Expanding the ecological lens in child welfare practice to include other animals

Christina Risley-Curtiss

    Research output: Contribution to journalArticlepeer-review

    8 Scopus citations

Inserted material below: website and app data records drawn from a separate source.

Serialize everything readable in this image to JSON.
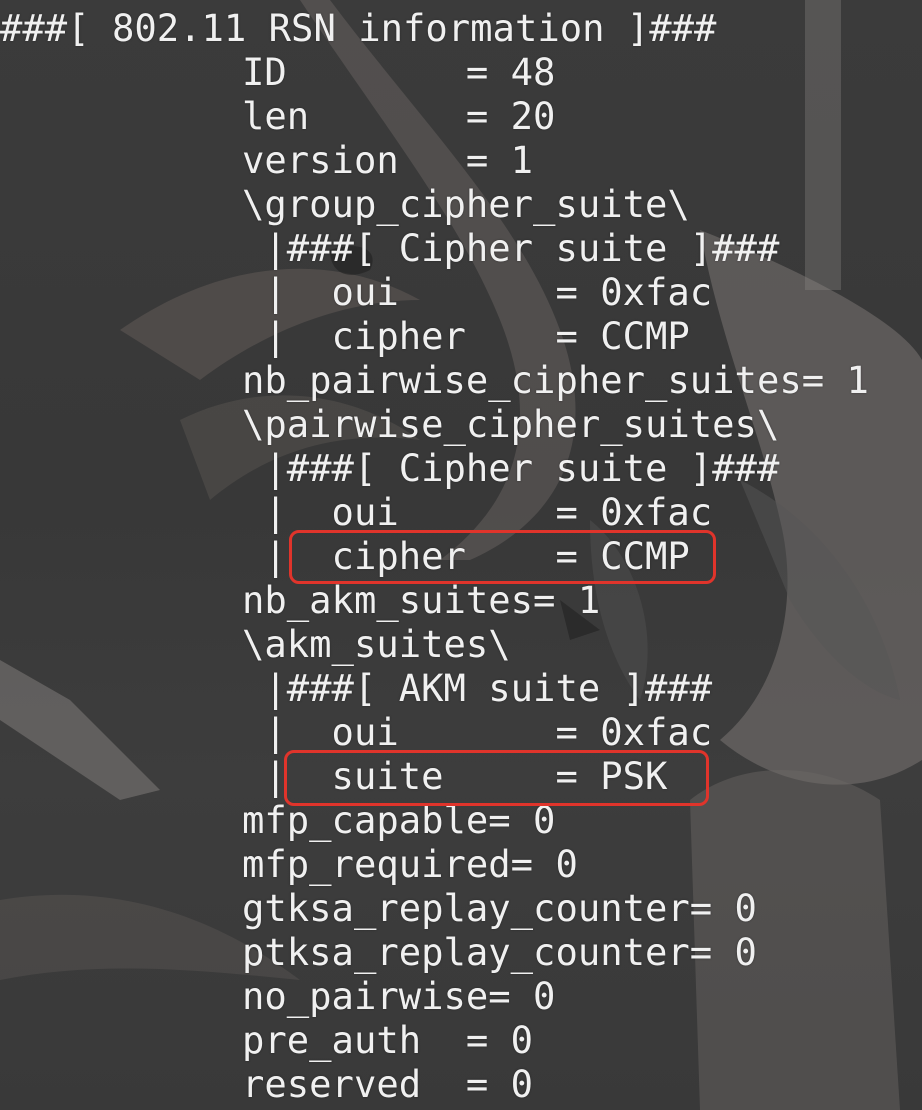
{
  "terminal": {
    "lines": [
      "###[ 802.11 RSN information ]###",
      "ID        = 48",
      "len       = 20",
      "version   = 1",
      "\\group_cipher_suite\\",
      " |###[ Cipher suite ]###",
      " |  oui       = 0xfac",
      " |  cipher    = CCMP",
      "nb_pairwise_cipher_suites= 1",
      "\\pairwise_cipher_suites\\",
      " |###[ Cipher suite ]###",
      " |  oui       = 0xfac",
      " |  cipher    = CCMP",
      "nb_akm_suites= 1",
      "\\akm_suites\\",
      " |###[ AKM suite ]###",
      " |  oui       = 0xfac",
      " |  suite     = PSK",
      "mfp_capable= 0",
      "mfp_required= 0",
      "gtksa_replay_counter= 0",
      "ptksa_replay_counter= 0",
      "no_pairwise= 0",
      "pre_auth  = 0",
      "reserved  = 0"
    ]
  },
  "colors": {
    "text": "#f0f0f0",
    "background": "#3a3a3a",
    "highlight_border": "#e0342b"
  }
}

    Sixty-nine million U.S. households have companion animals and most of these families consider these animals to be family members. Research shows that children have powerful emotional connections with animals that can be both beneficial and harmful. Considerable research findings report that violence against animals often co-occurs with, indicates, or predicts other forms of family violence, including child abuse. A companion animal may be an abused child's confidante, and separation from that animal through foster care may be a source of stress and grief for that child. Child welfare agencies are slowly acknowledging some animal-human relationships, especially in regard to animal abuse and family violence, yet professional acceptance of the significance of animals in the lives of children is often piecemeal. Being a meaningful part of the family system means that including questions and observations about the past and current presence of animals in child welfare households, the meaning those animals have for each family member, their care, and whether any of them have been hurt or killed is important to effective family-centered practice. This article discusses how taking a more ecological approach by consciously integrating animal-human relationships into child welfare practice can help caseworkers make a more accurate and useful assessment of child safety and well-being.

    Original languageEnglish (US)
    Pages (from-to)107-130
    Number of pages24
    JournalJournal of Sociology and Social Welfare
    Issue number4
    StatePublished - Dec 3 2013

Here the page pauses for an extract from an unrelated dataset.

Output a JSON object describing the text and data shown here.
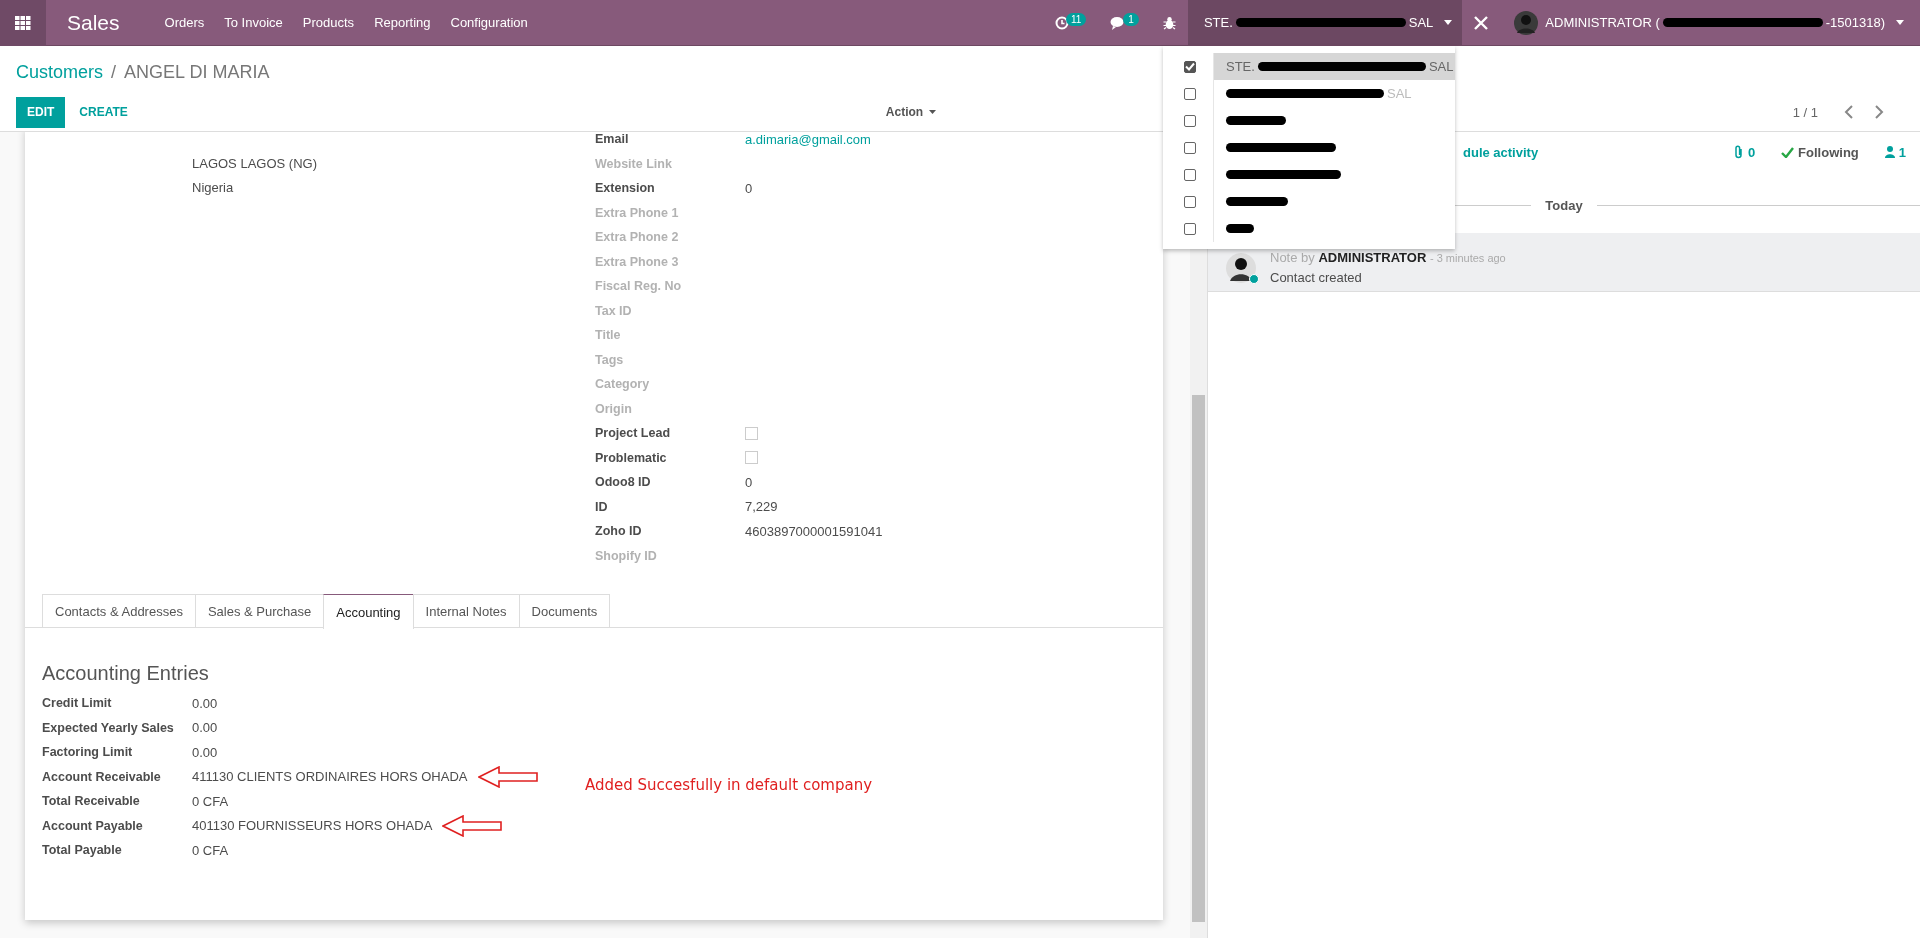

    • Animal-assisted interventions
    • Child welfare
    • Family violence
    • Human-animal bond

    ASJC Scopus subject areas

    • Sociology and Political Science
    • Social Sciences (miscellaneous)


    Dive into the research topics of 'Expanding the ecological lens in child welfare practice to include other animals'. Together they form a unique fingerprint.

    Cite this